*** Data for processing ***

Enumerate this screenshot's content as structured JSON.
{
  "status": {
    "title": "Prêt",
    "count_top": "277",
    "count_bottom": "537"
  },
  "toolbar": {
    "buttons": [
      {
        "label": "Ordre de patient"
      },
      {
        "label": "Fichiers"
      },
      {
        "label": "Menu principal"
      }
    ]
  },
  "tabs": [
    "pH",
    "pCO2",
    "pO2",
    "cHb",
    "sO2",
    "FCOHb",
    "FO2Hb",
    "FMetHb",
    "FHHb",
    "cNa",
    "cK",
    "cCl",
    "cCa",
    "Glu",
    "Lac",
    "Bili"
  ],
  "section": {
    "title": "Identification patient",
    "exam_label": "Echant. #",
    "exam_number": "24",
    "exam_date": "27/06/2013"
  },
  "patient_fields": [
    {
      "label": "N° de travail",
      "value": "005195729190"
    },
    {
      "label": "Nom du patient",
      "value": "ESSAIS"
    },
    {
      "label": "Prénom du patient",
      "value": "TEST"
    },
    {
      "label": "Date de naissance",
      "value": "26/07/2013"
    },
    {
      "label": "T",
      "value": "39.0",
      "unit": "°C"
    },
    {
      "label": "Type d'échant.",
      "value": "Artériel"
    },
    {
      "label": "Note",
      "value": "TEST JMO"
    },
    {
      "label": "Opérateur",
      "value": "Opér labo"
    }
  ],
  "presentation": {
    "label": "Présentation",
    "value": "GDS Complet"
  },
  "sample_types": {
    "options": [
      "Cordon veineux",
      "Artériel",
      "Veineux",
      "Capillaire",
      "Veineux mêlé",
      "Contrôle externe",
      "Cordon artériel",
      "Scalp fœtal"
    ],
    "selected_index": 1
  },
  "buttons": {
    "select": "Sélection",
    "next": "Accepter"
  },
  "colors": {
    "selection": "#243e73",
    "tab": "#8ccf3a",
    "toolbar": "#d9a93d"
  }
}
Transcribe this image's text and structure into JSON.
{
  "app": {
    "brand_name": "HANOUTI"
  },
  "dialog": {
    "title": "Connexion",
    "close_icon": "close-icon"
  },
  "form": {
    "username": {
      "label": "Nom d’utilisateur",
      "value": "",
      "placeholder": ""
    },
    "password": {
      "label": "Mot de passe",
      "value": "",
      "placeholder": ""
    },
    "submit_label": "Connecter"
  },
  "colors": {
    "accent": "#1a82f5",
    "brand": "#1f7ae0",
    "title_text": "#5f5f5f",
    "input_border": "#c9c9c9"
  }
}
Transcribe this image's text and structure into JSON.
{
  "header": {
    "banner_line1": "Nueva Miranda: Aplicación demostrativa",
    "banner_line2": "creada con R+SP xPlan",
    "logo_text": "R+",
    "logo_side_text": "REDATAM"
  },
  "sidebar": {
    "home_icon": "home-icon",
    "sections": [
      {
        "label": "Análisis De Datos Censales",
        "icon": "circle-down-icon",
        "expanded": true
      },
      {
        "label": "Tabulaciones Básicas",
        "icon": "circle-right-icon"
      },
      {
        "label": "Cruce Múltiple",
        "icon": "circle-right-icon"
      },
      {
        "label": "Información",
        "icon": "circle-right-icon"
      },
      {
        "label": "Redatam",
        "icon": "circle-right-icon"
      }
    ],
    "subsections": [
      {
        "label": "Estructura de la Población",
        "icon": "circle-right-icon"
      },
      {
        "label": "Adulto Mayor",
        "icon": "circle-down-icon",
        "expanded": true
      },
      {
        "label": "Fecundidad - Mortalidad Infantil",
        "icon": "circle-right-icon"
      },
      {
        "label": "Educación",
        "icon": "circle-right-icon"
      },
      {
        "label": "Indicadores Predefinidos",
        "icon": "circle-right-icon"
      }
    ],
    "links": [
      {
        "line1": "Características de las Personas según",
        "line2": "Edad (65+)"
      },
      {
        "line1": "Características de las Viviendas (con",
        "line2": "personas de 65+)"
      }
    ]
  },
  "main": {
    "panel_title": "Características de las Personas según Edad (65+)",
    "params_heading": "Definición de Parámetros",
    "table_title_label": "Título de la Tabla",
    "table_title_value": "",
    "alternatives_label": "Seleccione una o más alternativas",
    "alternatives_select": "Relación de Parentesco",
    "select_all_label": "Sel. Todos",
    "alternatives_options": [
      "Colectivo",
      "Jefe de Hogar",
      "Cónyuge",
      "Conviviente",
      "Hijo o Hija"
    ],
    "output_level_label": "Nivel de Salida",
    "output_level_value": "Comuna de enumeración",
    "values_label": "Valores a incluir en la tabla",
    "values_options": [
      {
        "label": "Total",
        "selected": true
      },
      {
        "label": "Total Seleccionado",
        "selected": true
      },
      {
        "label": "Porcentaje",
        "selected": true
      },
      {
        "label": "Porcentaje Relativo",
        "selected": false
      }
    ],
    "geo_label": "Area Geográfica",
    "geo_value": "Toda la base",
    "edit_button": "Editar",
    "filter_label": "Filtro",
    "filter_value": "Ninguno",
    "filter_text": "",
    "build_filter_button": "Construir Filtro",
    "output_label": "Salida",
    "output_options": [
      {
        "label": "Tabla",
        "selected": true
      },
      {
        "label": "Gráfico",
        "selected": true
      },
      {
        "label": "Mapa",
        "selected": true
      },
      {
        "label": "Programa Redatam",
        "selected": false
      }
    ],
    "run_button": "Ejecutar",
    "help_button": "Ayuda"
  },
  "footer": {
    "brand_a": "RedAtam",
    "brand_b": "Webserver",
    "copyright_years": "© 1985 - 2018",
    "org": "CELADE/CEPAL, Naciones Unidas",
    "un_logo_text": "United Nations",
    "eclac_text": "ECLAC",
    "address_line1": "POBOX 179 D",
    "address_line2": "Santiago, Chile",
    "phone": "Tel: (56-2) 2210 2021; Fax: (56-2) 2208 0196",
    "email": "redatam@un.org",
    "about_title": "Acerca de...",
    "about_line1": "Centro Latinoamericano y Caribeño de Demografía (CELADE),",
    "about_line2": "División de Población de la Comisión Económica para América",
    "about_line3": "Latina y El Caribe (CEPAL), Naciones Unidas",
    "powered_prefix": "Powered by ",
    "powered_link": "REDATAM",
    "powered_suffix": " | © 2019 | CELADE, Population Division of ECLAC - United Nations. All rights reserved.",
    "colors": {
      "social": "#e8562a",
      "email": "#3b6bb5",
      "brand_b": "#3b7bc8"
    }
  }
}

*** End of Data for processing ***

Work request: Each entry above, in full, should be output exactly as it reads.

Reply to the task:
Enumerate this screenshot's content as structured JSON.
{
  "status": {
    "title": "Prêt",
    "count_top": "277",
    "count_bottom": "537"
  },
  "toolbar": {
    "buttons": [
      {
        "label": "Ordre de patient"
      },
      {
        "label": "Fichiers"
      },
      {
        "label": "Menu principal"
      }
    ]
  },
  "tabs": [
    "pH",
    "pCO2",
    "pO2",
    "cHb",
    "sO2",
    "FCOHb",
    "FO2Hb",
    "FMetHb",
    "FHHb",
    "cNa",
    "cK",
    "cCl",
    "cCa",
    "Glu",
    "Lac",
    "Bili"
  ],
  "section": {
    "title": "Identification patient",
    "exam_label": "Echant. #",
    "exam_number": "24",
    "exam_date": "27/06/2013"
  },
  "patient_fields": [
    {
      "label": "N° de travail",
      "value": "005195729190"
    },
    {
      "label": "Nom du patient",
      "value": "ESSAIS"
    },
    {
      "label": "Prénom du patient",
      "value": "TEST"
    },
    {
      "label": "Date de naissance",
      "value": "26/07/2013"
    },
    {
      "label": "T",
      "value": "39.0",
      "unit": "°C"
    },
    {
      "label": "Type d'échant.",
      "value": "Artériel"
    },
    {
      "label": "Note",
      "value": "TEST JMO"
    },
    {
      "label": "Opérateur",
      "value": "Opér labo"
    }
  ],
  "presentation": {
    "label": "Présentation",
    "value": "GDS Complet"
  },
  "sample_types": {
    "options": [
      "Cordon veineux",
      "Artériel",
      "Veineux",
      "Capillaire",
      "Veineux mêlé",
      "Contrôle externe",
      "Cordon artériel",
      "Scalp fœtal"
    ],
    "selected_index": 1
  },
  "buttons": {
    "select": "Sélection",
    "next": "Accepter"
  },
  "colors": {
    "selection": "#243e73",
    "tab": "#8ccf3a",
    "toolbar": "#d9a93d"
  }
}
Transcribe this image's text and structure into JSON.
{
  "app": {
    "brand_name": "HANOUTI"
  },
  "dialog": {
    "title": "Connexion",
    "close_icon": "close-icon"
  },
  "form": {
    "username": {
      "label": "Nom d’utilisateur",
      "value": "",
      "placeholder": ""
    },
    "password": {
      "label": "Mot de passe",
      "value": "",
      "placeholder": ""
    },
    "submit_label": "Connecter"
  },
  "colors": {
    "accent": "#1a82f5",
    "brand": "#1f7ae0",
    "title_text": "#5f5f5f",
    "input_border": "#c9c9c9"
  }
}
Transcribe this image's text and structure into JSON.
{
  "header": {
    "banner_line1": "Nueva Miranda: Aplicación demostrativa",
    "banner_line2": "creada con R+SP xPlan",
    "logo_text": "R+",
    "logo_side_text": "REDATAM"
  },
  "sidebar": {
    "home_icon": "home-icon",
    "sections": [
      {
        "label": "Análisis De Datos Censales",
        "icon": "circle-down-icon",
        "expanded": true
      },
      {
        "label": "Tabulaciones Básicas",
        "icon": "circle-right-icon"
      },
      {
        "label": "Cruce Múltiple",
        "icon": "circle-right-icon"
      },
      {
        "label": "Información",
        "icon": "circle-right-icon"
      },
      {
        "label": "Redatam",
        "icon": "circle-right-icon"
      }
    ],
    "subsections": [
      {
        "label": "Estructura de la Población",
        "icon": "circle-right-icon"
      },
      {
        "label": "Adulto Mayor",
        "icon": "circle-down-icon",
        "expanded": true
      },
      {
        "label": "Fecundidad - Mortalidad Infantil",
        "icon": "circle-right-icon"
      },
      {
        "label": "Educación",
        "icon": "circle-right-icon"
      },
      {
        "label": "Indicadores Predefinidos",
        "icon": "circle-right-icon"
      }
    ],
    "links": [
      {
        "line1": "Características de las Personas según",
        "line2": "Edad (65+)"
      },
      {
        "line1": "Características de las Viviendas (con",
        "line2": "personas de 65+)"
      }
    ]
  },
  "main": {
    "panel_title": "Características de las Personas según Edad (65+)",
    "params_heading": "Definición de Parámetros",
    "table_title_label": "Título de la Tabla",
    "table_title_value": "",
    "alternatives_label": "Seleccione una o más alternativas",
    "alternatives_select": "Relación de Parentesco",
    "select_all_label": "Sel. Todos",
    "alternatives_options": [
      "Colectivo",
      "Jefe de Hogar",
      "Cónyuge",
      "Conviviente",
      "Hijo o Hija"
    ],
    "output_level_label": "Nivel de Salida",
    "output_level_value": "Comuna de enumeración",
    "values_label": "Valores a incluir en la tabla",
    "values_options": [
      {
        "label": "Total",
        "selected": true
      },
      {
        "label": "Total Seleccionado",
        "selected": true
      },
      {
        "label": "Porcentaje",
        "selected": true
      },
      {
        "label": "Porcentaje Relativo",
        "selected": false
      }
    ],
    "geo_label": "Area Geográfica",
    "geo_value": "Toda la base",
    "edit_button": "Editar",
    "filter_label": "Filtro",
    "filter_value": "Ninguno",
    "filter_text": "",
    "build_filter_button": "Construir Filtro",
    "output_label": "Salida",
    "output_options": [
      {
        "label": "Tabla",
        "selected": true
      },
      {
        "label": "Gráfico",
        "selected": true
      },
      {
        "label": "Mapa",
        "selected": true
      },
      {
        "label": "Programa Redatam",
        "selected": false
      }
    ],
    "run_button": "Ejecutar",
    "help_button": "Ayuda"
  },
  "footer": {
    "brand_a": "RedAtam",
    "brand_b": "Webserver",
    "copyright_years": "© 1985 - 2018",
    "org": "CELADE/CEPAL, Naciones Unidas",
    "un_logo_text": "United Nations",
    "eclac_text": "ECLAC",
    "address_line1": "POBOX 179 D",
    "address_line2": "Santiago, Chile",
    "phone": "Tel: (56-2) 2210 2021; Fax: (56-2) 2208 0196",
    "email": "redatam@un.org",
    "about_title": "Acerca de...",
    "about_line1": "Centro Latinoamericano y Caribeño de Demografía (CELADE),",
    "about_line2": "División de Población de la Comisión Económica para América",
    "about_line3": "Latina y El Caribe (CEPAL), Naciones Unidas",
    "powered_prefix": "Powered by ",
    "powered_link": "REDATAM",
    "powered_suffix": " | © 2019 | CELADE, Population Division of ECLAC - United Nations. All rights reserved.",
    "colors": {
      "social": "#e8562a",
      "email": "#3b6bb5",
      "brand_b": "#3b7bc8"
    }
  }
}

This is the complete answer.